## ASSIGNMENT
Look through the lines below and copy each one that includes "width".

____

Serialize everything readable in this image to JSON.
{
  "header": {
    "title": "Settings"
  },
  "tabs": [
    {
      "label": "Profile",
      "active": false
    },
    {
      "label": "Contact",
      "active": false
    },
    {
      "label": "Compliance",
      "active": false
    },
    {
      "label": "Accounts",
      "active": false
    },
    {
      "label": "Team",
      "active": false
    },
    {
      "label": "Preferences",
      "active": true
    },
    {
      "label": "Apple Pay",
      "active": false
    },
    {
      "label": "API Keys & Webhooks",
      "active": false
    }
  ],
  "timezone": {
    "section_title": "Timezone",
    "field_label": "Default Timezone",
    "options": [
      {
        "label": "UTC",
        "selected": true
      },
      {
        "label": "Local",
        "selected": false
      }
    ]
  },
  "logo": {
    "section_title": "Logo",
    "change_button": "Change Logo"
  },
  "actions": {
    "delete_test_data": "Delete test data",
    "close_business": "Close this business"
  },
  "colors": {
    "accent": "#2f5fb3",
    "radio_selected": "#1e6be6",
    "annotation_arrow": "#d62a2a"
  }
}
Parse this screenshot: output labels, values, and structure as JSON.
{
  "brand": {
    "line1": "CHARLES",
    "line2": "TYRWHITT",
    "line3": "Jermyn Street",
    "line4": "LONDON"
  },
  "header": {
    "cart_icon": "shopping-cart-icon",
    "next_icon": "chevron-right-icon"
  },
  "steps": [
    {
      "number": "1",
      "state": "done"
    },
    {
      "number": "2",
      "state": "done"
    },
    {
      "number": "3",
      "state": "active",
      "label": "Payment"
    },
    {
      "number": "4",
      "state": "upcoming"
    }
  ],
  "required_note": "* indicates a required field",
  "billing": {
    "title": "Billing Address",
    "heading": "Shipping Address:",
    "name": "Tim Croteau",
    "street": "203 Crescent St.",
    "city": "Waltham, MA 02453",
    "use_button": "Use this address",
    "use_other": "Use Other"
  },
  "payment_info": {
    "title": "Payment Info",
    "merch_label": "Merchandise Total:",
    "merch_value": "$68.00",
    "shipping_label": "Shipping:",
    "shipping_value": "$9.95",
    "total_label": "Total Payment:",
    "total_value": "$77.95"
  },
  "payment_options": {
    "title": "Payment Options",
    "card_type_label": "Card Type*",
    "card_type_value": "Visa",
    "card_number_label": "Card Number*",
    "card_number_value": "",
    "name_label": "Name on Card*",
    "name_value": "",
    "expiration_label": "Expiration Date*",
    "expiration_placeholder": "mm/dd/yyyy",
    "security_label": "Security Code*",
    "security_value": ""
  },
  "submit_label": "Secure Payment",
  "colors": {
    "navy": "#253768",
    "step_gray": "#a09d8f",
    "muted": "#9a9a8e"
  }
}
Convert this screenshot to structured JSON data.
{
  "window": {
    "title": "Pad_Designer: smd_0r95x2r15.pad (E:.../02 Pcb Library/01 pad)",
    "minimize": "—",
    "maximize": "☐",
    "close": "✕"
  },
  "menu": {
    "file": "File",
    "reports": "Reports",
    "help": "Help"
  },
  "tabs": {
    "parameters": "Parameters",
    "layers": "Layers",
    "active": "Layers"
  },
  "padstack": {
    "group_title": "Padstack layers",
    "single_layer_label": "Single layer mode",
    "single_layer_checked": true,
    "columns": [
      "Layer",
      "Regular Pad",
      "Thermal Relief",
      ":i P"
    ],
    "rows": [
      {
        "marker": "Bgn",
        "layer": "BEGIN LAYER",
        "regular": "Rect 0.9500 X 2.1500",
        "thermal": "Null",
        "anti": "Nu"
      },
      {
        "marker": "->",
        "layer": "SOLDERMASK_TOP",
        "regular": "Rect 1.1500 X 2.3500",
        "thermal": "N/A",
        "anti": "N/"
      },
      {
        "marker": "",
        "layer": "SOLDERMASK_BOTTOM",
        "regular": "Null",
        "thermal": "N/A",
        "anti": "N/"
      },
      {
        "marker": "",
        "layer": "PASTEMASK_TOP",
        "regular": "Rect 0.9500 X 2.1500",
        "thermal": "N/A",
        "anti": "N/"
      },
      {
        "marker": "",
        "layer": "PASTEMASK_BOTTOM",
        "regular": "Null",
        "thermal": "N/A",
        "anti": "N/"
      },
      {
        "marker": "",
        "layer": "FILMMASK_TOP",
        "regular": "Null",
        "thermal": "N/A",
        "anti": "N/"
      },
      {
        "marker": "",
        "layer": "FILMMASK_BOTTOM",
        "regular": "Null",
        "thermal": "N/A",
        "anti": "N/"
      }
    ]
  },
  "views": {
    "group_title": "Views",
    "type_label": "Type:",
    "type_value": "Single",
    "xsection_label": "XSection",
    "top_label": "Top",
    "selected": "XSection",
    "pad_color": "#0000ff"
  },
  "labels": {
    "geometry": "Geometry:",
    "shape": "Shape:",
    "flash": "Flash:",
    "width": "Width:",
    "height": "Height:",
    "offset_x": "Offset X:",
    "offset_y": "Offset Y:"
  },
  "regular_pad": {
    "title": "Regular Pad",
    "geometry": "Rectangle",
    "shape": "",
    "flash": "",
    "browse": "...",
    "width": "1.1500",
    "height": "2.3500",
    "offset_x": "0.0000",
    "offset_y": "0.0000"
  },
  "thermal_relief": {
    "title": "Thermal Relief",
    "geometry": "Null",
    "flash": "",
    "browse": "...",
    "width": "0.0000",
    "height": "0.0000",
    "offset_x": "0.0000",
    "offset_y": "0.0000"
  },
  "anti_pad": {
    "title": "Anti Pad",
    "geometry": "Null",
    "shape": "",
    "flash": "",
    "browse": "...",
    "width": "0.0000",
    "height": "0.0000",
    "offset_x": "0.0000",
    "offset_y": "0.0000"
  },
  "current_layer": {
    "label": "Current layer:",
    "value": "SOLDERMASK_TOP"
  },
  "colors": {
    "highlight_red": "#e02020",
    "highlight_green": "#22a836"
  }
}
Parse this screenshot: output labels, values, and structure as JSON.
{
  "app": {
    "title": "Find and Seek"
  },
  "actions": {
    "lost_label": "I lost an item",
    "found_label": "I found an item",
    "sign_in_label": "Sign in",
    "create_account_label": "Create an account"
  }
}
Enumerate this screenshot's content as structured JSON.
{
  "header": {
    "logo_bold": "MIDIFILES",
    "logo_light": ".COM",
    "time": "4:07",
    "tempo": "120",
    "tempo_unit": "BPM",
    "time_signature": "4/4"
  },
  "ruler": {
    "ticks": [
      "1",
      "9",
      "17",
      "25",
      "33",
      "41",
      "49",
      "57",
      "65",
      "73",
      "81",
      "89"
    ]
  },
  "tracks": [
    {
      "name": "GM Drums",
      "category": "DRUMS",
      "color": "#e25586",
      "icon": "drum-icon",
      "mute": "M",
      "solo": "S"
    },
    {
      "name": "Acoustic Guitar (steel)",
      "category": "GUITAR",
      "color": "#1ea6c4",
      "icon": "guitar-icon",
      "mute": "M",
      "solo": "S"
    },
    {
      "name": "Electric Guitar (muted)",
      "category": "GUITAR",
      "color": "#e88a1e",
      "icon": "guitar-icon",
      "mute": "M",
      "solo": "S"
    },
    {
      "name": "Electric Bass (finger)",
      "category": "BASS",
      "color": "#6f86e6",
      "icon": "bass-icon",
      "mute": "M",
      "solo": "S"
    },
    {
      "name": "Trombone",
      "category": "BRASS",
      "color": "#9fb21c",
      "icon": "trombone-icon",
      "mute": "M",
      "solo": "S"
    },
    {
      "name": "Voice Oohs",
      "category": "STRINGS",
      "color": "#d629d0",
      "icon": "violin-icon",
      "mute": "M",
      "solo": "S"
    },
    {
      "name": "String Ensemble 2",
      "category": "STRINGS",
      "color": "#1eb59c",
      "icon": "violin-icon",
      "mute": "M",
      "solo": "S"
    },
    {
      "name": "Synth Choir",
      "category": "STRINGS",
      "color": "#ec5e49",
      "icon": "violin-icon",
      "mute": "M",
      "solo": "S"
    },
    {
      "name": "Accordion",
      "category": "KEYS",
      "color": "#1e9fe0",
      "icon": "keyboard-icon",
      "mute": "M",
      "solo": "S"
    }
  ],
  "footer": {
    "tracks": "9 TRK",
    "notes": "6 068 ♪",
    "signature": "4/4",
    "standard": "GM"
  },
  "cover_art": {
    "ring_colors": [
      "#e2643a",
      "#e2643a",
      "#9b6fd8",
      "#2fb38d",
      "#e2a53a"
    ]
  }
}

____

## WRITTEN ANSWER
    "width": "Width:",
    "width": "1.1500",
    "width": "0.0000",
    "width": "0.0000",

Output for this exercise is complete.